▶ [The task]: Print out every entry that follows, exactly as written.

▶ [Source material]:
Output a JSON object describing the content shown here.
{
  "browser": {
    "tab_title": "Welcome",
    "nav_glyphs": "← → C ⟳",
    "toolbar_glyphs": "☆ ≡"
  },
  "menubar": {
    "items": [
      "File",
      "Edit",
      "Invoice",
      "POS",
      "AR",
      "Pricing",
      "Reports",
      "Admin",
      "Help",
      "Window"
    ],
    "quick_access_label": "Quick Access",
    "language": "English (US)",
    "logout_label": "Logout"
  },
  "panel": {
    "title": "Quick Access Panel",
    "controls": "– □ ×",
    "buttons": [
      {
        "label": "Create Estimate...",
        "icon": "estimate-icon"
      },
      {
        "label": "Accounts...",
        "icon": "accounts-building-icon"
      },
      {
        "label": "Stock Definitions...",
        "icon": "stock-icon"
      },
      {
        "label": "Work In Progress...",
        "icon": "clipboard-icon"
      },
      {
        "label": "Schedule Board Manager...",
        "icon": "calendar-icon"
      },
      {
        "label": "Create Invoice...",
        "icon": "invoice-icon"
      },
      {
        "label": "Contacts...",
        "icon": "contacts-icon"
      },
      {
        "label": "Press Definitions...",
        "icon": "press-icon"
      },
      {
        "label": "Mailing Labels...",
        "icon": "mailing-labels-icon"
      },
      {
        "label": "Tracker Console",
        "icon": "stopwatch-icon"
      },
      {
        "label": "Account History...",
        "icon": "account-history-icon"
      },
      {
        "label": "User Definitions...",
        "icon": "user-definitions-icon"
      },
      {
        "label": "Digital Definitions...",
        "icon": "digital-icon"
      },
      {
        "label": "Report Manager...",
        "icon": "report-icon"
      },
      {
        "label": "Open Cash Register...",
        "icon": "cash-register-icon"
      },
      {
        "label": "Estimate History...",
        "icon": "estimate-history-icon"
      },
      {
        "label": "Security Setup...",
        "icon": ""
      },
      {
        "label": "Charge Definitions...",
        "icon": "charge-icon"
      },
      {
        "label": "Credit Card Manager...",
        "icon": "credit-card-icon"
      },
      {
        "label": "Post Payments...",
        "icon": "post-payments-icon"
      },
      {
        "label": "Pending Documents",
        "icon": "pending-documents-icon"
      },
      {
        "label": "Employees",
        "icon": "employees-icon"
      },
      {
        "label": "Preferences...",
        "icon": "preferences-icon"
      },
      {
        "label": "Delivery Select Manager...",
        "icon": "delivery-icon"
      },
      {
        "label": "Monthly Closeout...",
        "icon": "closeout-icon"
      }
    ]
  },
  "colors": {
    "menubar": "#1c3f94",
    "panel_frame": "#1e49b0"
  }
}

▶ [Response to the task]:
Output a JSON object describing the content shown here.
{
  "browser": {
    "tab_title": "Welcome",
    "nav_glyphs": "← → C ⟳",
    "toolbar_glyphs": "☆ ≡"
  },
  "menubar": {
    "items": [
      "File",
      "Edit",
      "Invoice",
      "POS",
      "AR",
      "Pricing",
      "Reports",
      "Admin",
      "Help",
      "Window"
    ],
    "quick_access_label": "Quick Access",
    "language": "English (US)",
    "logout_label": "Logout"
  },
  "panel": {
    "title": "Quick Access Panel",
    "controls": "– □ ×",
    "buttons": [
      {
        "label": "Create Estimate...",
        "icon": "estimate-icon"
      },
      {
        "label": "Accounts...",
        "icon": "accounts-building-icon"
      },
      {
        "label": "Stock Definitions...",
        "icon": "stock-icon"
      },
      {
        "label": "Work In Progress...",
        "icon": "clipboard-icon"
      },
      {
        "label": "Schedule Board Manager...",
        "icon": "calendar-icon"
      },
      {
        "label": "Create Invoice...",
        "icon": "invoice-icon"
      },
      {
        "label": "Contacts...",
        "icon": "contacts-icon"
      },
      {
        "label": "Press Definitions...",
        "icon": "press-icon"
      },
      {
        "label": "Mailing Labels...",
        "icon": "mailing-labels-icon"
      },
      {
        "label": "Tracker Console",
        "icon": "stopwatch-icon"
      },
      {
        "label": "Account History...",
        "icon": "account-history-icon"
      },
      {
        "label": "User Definitions...",
        "icon": "user-definitions-icon"
      },
      {
        "label": "Digital Definitions...",
        "icon": "digital-icon"
      },
      {
        "label": "Report Manager...",
        "icon": "report-icon"
      },
      {
        "label": "Open Cash Register...",
        "icon": "cash-register-icon"
      },
      {
        "label": "Estimate History...",
        "icon": "estimate-history-icon"
      },
      {
        "label": "Security Setup...",
        "icon": ""
      },
      {
        "label": "Charge Definitions...",
        "icon": "charge-icon"
      },
      {
        "label": "Credit Card Manager...",
        "icon": "credit-card-icon"
      },
      {
        "label": "Post Payments...",
        "icon": "post-payments-icon"
      },
      {
        "label": "Pending Documents",
        "icon": "pending-documents-icon"
      },
      {
        "label": "Employees",
        "icon": "employees-icon"
      },
      {
        "label": "Preferences...",
        "icon": "preferences-icon"
      },
      {
        "label": "Delivery Select Manager...",
        "icon": "delivery-icon"
      },
      {
        "label": "Monthly Closeout...",
        "icon": "closeout-icon"
      }
    ]
  },
  "colors": {
    "menubar": "#1c3f94",
    "panel_frame": "#1e49b0"
  }
}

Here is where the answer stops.